** Assigned task **
The reply is to contain the full listing, repeated exactly, with pictures left out.

* * * * * * * * *

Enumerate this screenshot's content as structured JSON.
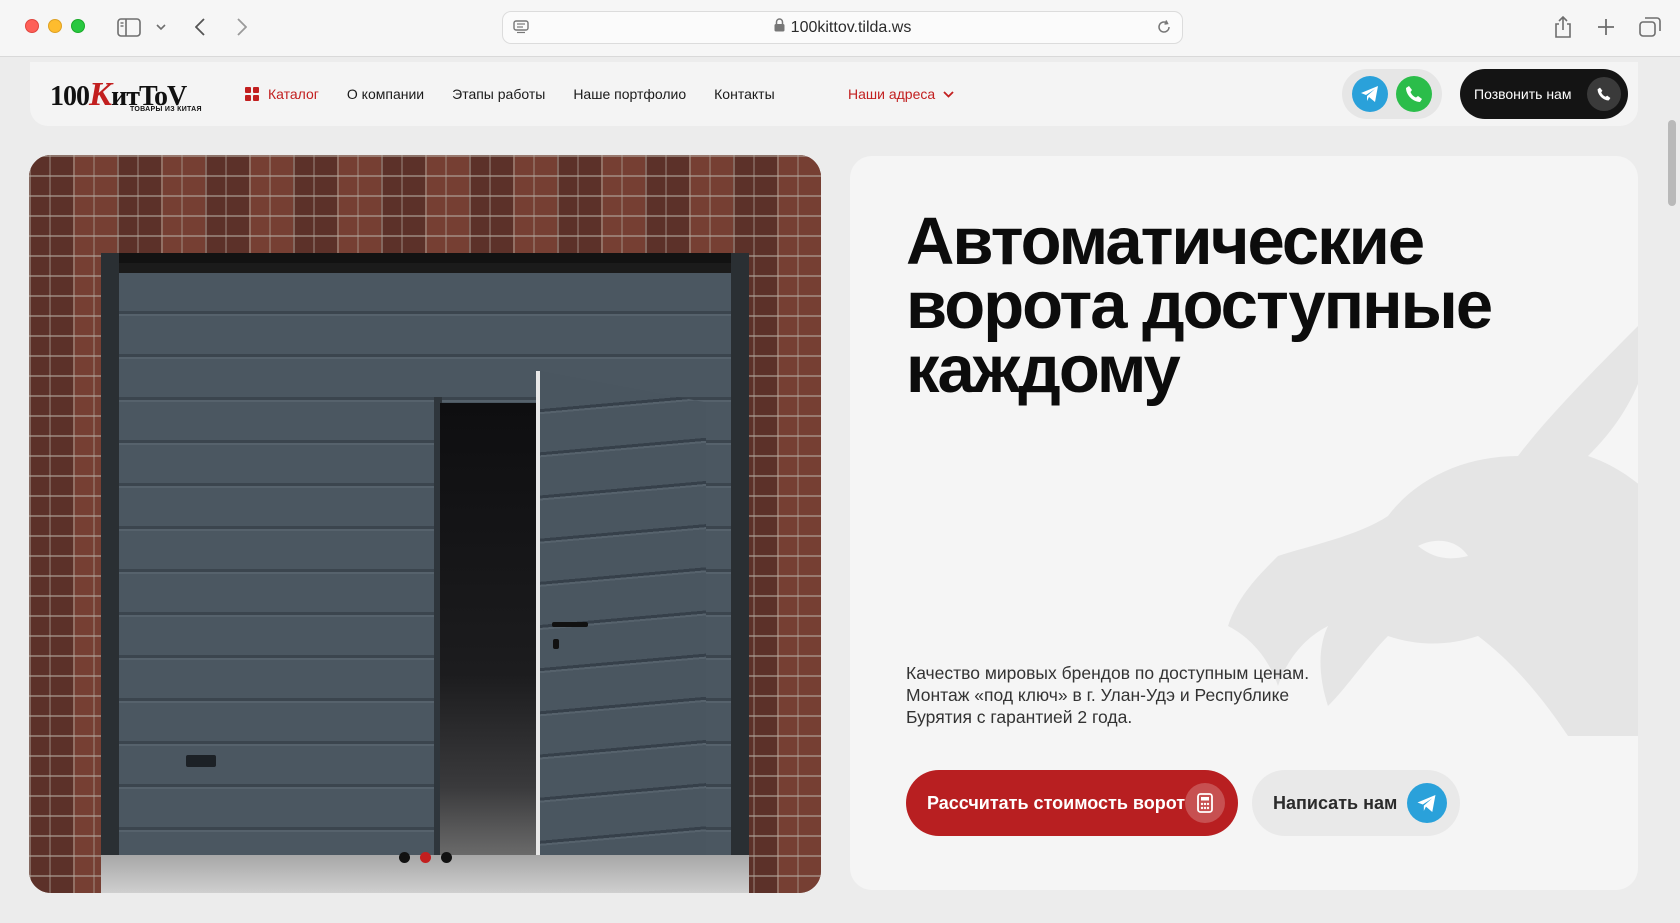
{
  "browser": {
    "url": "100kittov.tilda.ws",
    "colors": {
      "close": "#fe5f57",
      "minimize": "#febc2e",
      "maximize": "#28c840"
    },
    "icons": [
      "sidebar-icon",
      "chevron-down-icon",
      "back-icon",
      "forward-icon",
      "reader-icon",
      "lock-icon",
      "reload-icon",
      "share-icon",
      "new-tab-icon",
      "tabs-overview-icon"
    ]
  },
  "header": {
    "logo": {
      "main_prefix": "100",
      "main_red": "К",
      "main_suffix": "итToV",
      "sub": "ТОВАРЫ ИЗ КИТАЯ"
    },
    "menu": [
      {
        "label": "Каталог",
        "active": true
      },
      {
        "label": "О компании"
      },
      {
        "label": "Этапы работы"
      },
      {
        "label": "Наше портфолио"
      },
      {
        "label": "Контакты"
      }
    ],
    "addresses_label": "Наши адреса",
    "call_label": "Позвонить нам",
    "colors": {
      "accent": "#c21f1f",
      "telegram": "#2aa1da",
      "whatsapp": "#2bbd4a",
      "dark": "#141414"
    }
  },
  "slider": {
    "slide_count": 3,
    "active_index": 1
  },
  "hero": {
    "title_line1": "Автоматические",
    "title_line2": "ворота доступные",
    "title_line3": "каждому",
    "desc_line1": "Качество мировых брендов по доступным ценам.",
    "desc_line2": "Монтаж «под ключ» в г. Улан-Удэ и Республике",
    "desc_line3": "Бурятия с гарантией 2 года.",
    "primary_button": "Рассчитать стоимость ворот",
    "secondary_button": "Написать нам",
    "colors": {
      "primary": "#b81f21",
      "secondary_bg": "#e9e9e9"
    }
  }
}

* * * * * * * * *

** Answer to the problem **
Enumerate this screenshot's content as structured JSON.
{
  "browser": {
    "url": "100kittov.tilda.ws",
    "colors": {
      "close": "#fe5f57",
      "minimize": "#febc2e",
      "maximize": "#28c840"
    },
    "icons": [
      "sidebar-icon",
      "chevron-down-icon",
      "back-icon",
      "forward-icon",
      "reader-icon",
      "lock-icon",
      "reload-icon",
      "share-icon",
      "new-tab-icon",
      "tabs-overview-icon"
    ]
  },
  "header": {
    "logo": {
      "main_prefix": "100",
      "main_red": "К",
      "main_suffix": "итToV",
      "sub": "ТОВАРЫ ИЗ КИТАЯ"
    },
    "menu": [
      {
        "label": "Каталог",
        "active": true
      },
      {
        "label": "О компании"
      },
      {
        "label": "Этапы работы"
      },
      {
        "label": "Наше портфолио"
      },
      {
        "label": "Контакты"
      }
    ],
    "addresses_label": "Наши адреса",
    "call_label": "Позвонить нам",
    "colors": {
      "accent": "#c21f1f",
      "telegram": "#2aa1da",
      "whatsapp": "#2bbd4a",
      "dark": "#141414"
    }
  },
  "slider": {
    "slide_count": 3,
    "active_index": 1
  },
  "hero": {
    "title_line1": "Автоматические",
    "title_line2": "ворота доступные",
    "title_line3": "каждому",
    "desc_line1": "Качество мировых брендов по доступным ценам.",
    "desc_line2": "Монтаж «под ключ» в г. Улан-Удэ и Республике",
    "desc_line3": "Бурятия с гарантией 2 года.",
    "primary_button": "Рассчитать стоимость ворот",
    "secondary_button": "Написать нам",
    "colors": {
      "primary": "#b81f21",
      "secondary_bg": "#e9e9e9"
    }
  }
}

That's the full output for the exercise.